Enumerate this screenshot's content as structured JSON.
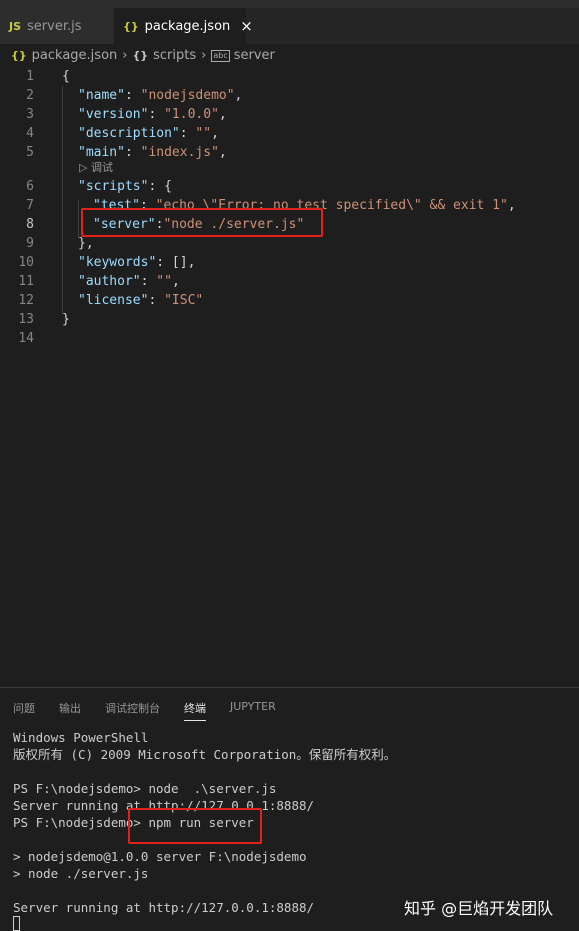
{
  "tabs": [
    {
      "icon": "JS",
      "label": "server.js",
      "active": false
    },
    {
      "icon": "{}",
      "label": "package.json",
      "active": true,
      "close": "×"
    }
  ],
  "breadcrumb": {
    "file_icon": "{}",
    "file": "package.json",
    "section_icon": "{}",
    "section": "scripts",
    "item_icon": "abc",
    "item": "server"
  },
  "editor": {
    "codelens": "▷ 调试",
    "current_line": 8,
    "lines": [
      {
        "n": "1"
      },
      {
        "n": "2"
      },
      {
        "n": "3"
      },
      {
        "n": "4"
      },
      {
        "n": "5"
      },
      {
        "n": "6"
      },
      {
        "n": "7"
      },
      {
        "n": "8"
      },
      {
        "n": "9"
      },
      {
        "n": "10"
      },
      {
        "n": "11"
      },
      {
        "n": "12"
      },
      {
        "n": "13"
      },
      {
        "n": "14"
      }
    ],
    "code": {
      "l1": "{",
      "l2k": "\"name\"",
      "l2s": "\"nodejsdemo\"",
      "l3k": "\"version\"",
      "l3s": "\"1.0.0\"",
      "l4k": "\"description\"",
      "l4s": "\"\"",
      "l5k": "\"main\"",
      "l5s": "\"index.js\"",
      "l6k": "\"scripts\"",
      "l6p": ": {",
      "l7k": "\"test\"",
      "l7s": "\"echo \\\"Error: no test specified\\\" && exit 1\"",
      "l8k": "\"server\"",
      "l8s": "\"node ./server.js\"",
      "l9": "},",
      "l10k": "\"keywords\"",
      "l10p": ": [],",
      "l11k": "\"author\"",
      "l11s": "\"\"",
      "l12k": "\"license\"",
      "l12s": "\"ISC\"",
      "l13": "}"
    }
  },
  "panel": {
    "tabs": [
      "问题",
      "输出",
      "调试控制台",
      "终端",
      "JUPYTER"
    ],
    "active_tab": "终端"
  },
  "terminal": {
    "lines": [
      "Windows PowerShell",
      "版权所有 (C) 2009 Microsoft Corporation。保留所有权利。",
      "",
      "PS F:\\nodejsdemo> node  .\\server.js",
      "Server running at http://127.0.0.1:8888/",
      "PS F:\\nodejsdemo> npm run server",
      "",
      "> nodejsdemo@1.0.0 server F:\\nodejsdemo",
      "> node ./server.js",
      "",
      "Server running at http://127.0.0.1:8888/"
    ]
  },
  "watermark": "知乎 @巨焰开发团队",
  "colors": {
    "highlight_box": "#e2231a",
    "json_key": "#9cdcfe",
    "json_string": "#ce9178"
  }
}
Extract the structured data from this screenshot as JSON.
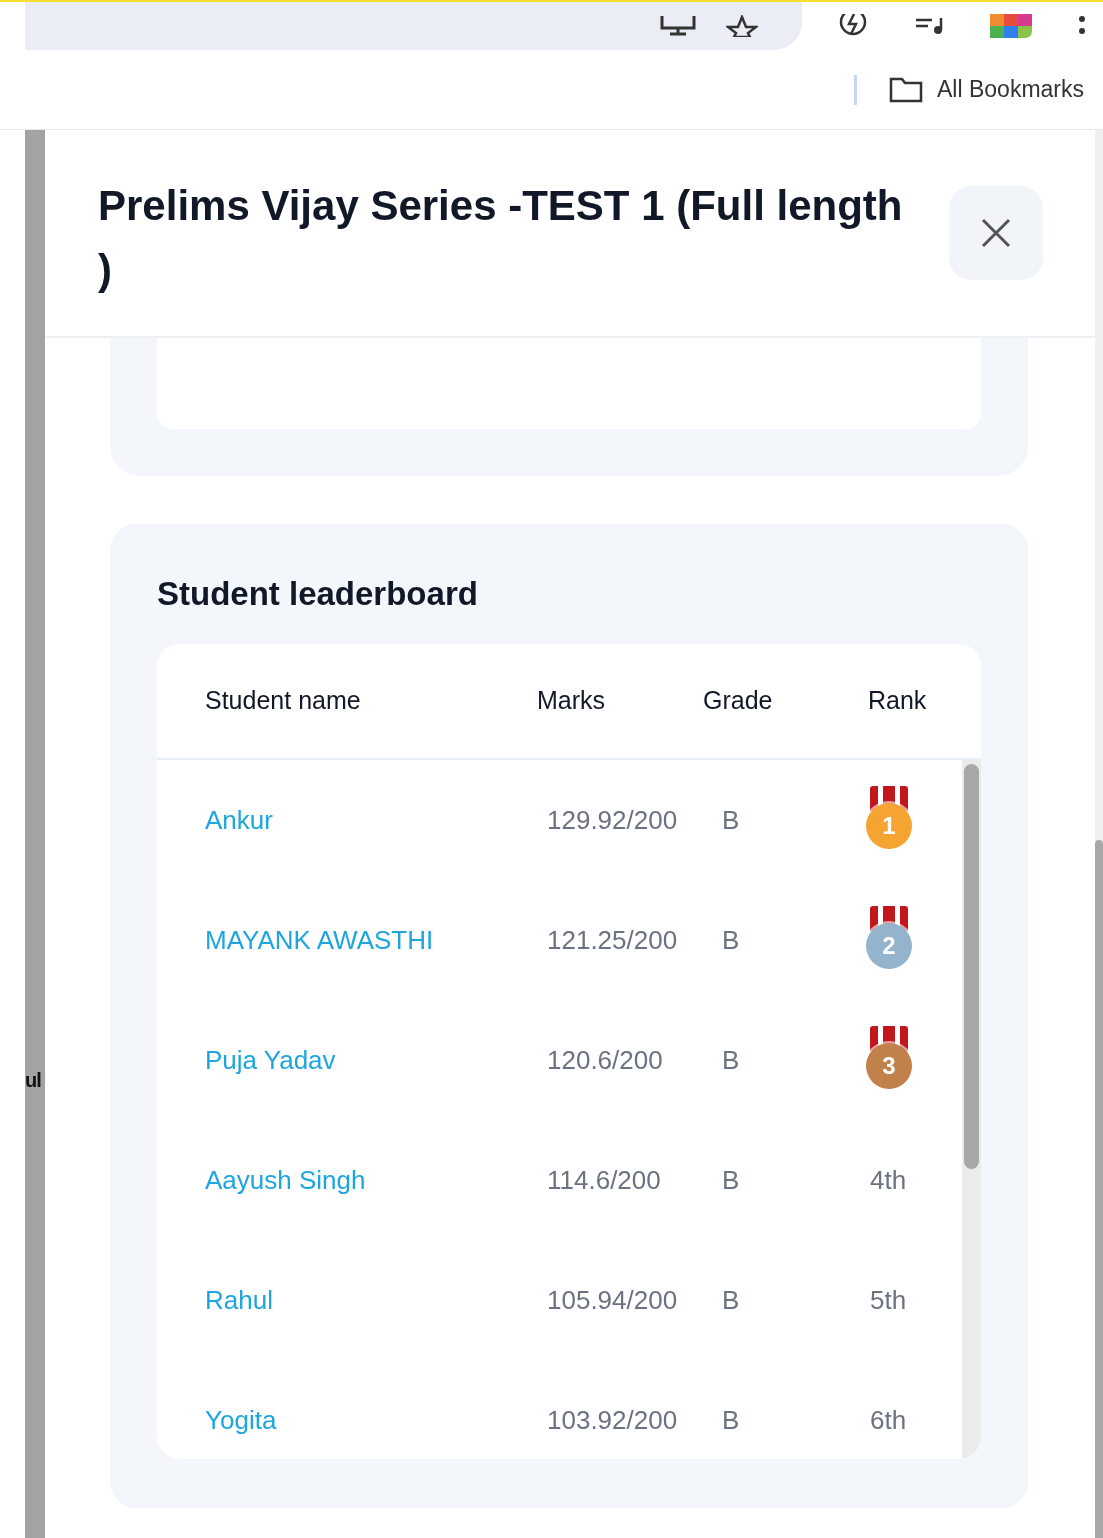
{
  "browser": {
    "bookmarks_label": "All Bookmarks"
  },
  "background_fragment": "ul",
  "modal": {
    "title": "Prelims Vijay Series -TEST 1 (Full length )",
    "leaderboard": {
      "title": "Student leaderboard",
      "columns": [
        "Student name",
        "Marks",
        "Grade",
        "Rank"
      ],
      "rows": [
        {
          "name": "Ankur",
          "marks": "129.92/200",
          "grade": "B",
          "rank": "1",
          "kind": "medal",
          "color": "#f5a431"
        },
        {
          "name": "MAYANK AWASTHI",
          "marks": "121.25/200",
          "grade": "B",
          "rank": "2",
          "kind": "medal",
          "color": "#94b3cc"
        },
        {
          "name": "Puja Yadav",
          "marks": "120.6/200",
          "grade": "B",
          "rank": "3",
          "kind": "medal",
          "color": "#c0824a"
        },
        {
          "name": "Aayush Singh",
          "marks": "114.6/200",
          "grade": "B",
          "rank": "4th",
          "kind": "text"
        },
        {
          "name": "Rahul",
          "marks": "105.94/200",
          "grade": "B",
          "rank": "5th",
          "kind": "text"
        },
        {
          "name": "Yogita",
          "marks": "103.92/200",
          "grade": "B",
          "rank": "6th",
          "kind": "text"
        }
      ]
    }
  }
}
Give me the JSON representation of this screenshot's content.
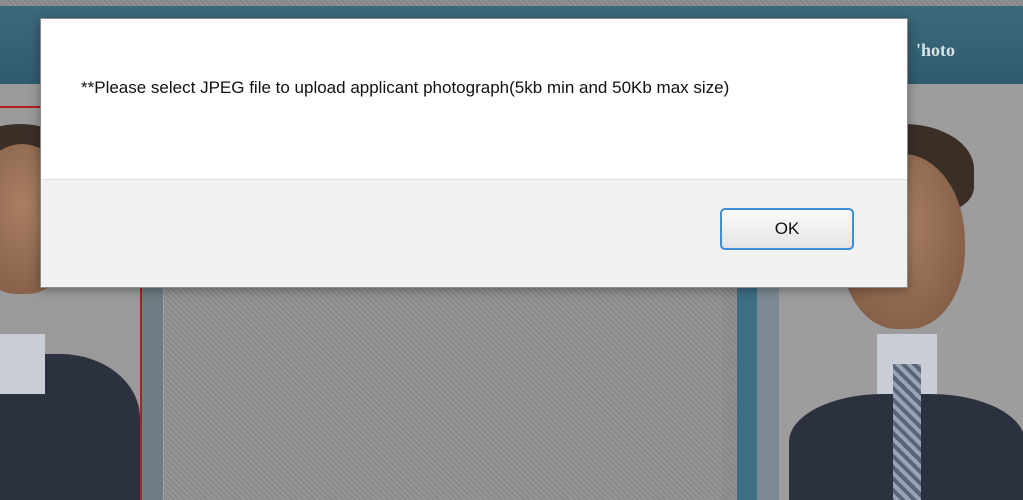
{
  "header": {
    "title_fragment": "'hoto"
  },
  "dialog": {
    "message": "**Please select JPEG file to upload applicant photograph(5kb min and 50Kb max size)",
    "ok_label": "OK"
  },
  "colors": {
    "header_bar": "#2f5b6e",
    "ok_button_border": "#3d8ed8",
    "red_frame": "#b02020"
  }
}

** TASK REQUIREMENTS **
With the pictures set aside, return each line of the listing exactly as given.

** COMPLETED TASK **
Enumerate this screenshot's content as structured JSON.
{
  "tabs": [
    {
      "icon": "JS",
      "label": "server.js",
      "active": false
    },
    {
      "icon": "{}",
      "label": "package.json",
      "active": true,
      "close": "×"
    }
  ],
  "breadcrumb": {
    "file_icon": "{}",
    "file": "package.json",
    "section_icon": "{}",
    "section": "scripts",
    "item_icon": "abc",
    "item": "server"
  },
  "editor": {
    "codelens": "▷ 调试",
    "current_line": 8,
    "lines": [
      {
        "n": "1"
      },
      {
        "n": "2"
      },
      {
        "n": "3"
      },
      {
        "n": "4"
      },
      {
        "n": "5"
      },
      {
        "n": "6"
      },
      {
        "n": "7"
      },
      {
        "n": "8"
      },
      {
        "n": "9"
      },
      {
        "n": "10"
      },
      {
        "n": "11"
      },
      {
        "n": "12"
      },
      {
        "n": "13"
      },
      {
        "n": "14"
      }
    ],
    "code": {
      "l1": "{",
      "l2k": "\"name\"",
      "l2s": "\"nodejsdemo\"",
      "l3k": "\"version\"",
      "l3s": "\"1.0.0\"",
      "l4k": "\"description\"",
      "l4s": "\"\"",
      "l5k": "\"main\"",
      "l5s": "\"index.js\"",
      "l6k": "\"scripts\"",
      "l6p": ": {",
      "l7k": "\"test\"",
      "l7s": "\"echo \\\"Error: no test specified\\\" && exit 1\"",
      "l8k": "\"server\"",
      "l8s": "\"node ./server.js\"",
      "l9": "},",
      "l10k": "\"keywords\"",
      "l10p": ": [],",
      "l11k": "\"author\"",
      "l11s": "\"\"",
      "l12k": "\"license\"",
      "l12s": "\"ISC\"",
      "l13": "}"
    }
  },
  "panel": {
    "tabs": [
      "问题",
      "输出",
      "调试控制台",
      "终端",
      "JUPYTER"
    ],
    "active_tab": "终端"
  },
  "terminal": {
    "lines": [
      "Windows PowerShell",
      "版权所有 (C) 2009 Microsoft Corporation。保留所有权利。",
      "",
      "PS F:\\nodejsdemo> node  .\\server.js",
      "Server running at http://127.0.0.1:8888/",
      "PS F:\\nodejsdemo> npm run server",
      "",
      "> nodejsdemo@1.0.0 server F:\\nodejsdemo",
      "> node ./server.js",
      "",
      "Server running at http://127.0.0.1:8888/"
    ]
  },
  "watermark": "知乎 @巨焰开发团队",
  "colors": {
    "highlight_box": "#e2231a",
    "json_key": "#9cdcfe",
    "json_string": "#ce9178"
  }
}
Extract the structured data from this screenshot as JSON.
{
  "browser": {
    "bookmarks_label": "All Bookmarks"
  },
  "background_fragment": "ul",
  "modal": {
    "title": "Prelims Vijay Series -TEST 1 (Full length )",
    "leaderboard": {
      "title": "Student leaderboard",
      "columns": [
        "Student name",
        "Marks",
        "Grade",
        "Rank"
      ],
      "rows": [
        {
          "name": "Ankur",
          "marks": "129.92/200",
          "grade": "B",
          "rank": "1",
          "kind": "medal",
          "color": "#f5a431"
        },
        {
          "name": "MAYANK AWASTHI",
          "marks": "121.25/200",
          "grade": "B",
          "rank": "2",
          "kind": "medal",
          "color": "#94b3cc"
        },
        {
          "name": "Puja Yadav",
          "marks": "120.6/200",
          "grade": "B",
          "rank": "3",
          "kind": "medal",
          "color": "#c0824a"
        },
        {
          "name": "Aayush Singh",
          "marks": "114.6/200",
          "grade": "B",
          "rank": "4th",
          "kind": "text"
        },
        {
          "name": "Rahul",
          "marks": "105.94/200",
          "grade": "B",
          "rank": "5th",
          "kind": "text"
        },
        {
          "name": "Yogita",
          "marks": "103.92/200",
          "grade": "B",
          "rank": "6th",
          "kind": "text"
        }
      ]
    }
  }
}
Give me the JSON representation of this screenshot's content.
{
  "header": {
    "title_fragment": "'hoto"
  },
  "dialog": {
    "message": "**Please select JPEG file to upload applicant photograph(5kb min and 50Kb max size)",
    "ok_label": "OK"
  },
  "colors": {
    "header_bar": "#2f5b6e",
    "ok_button_border": "#3d8ed8",
    "red_frame": "#b02020"
  }
}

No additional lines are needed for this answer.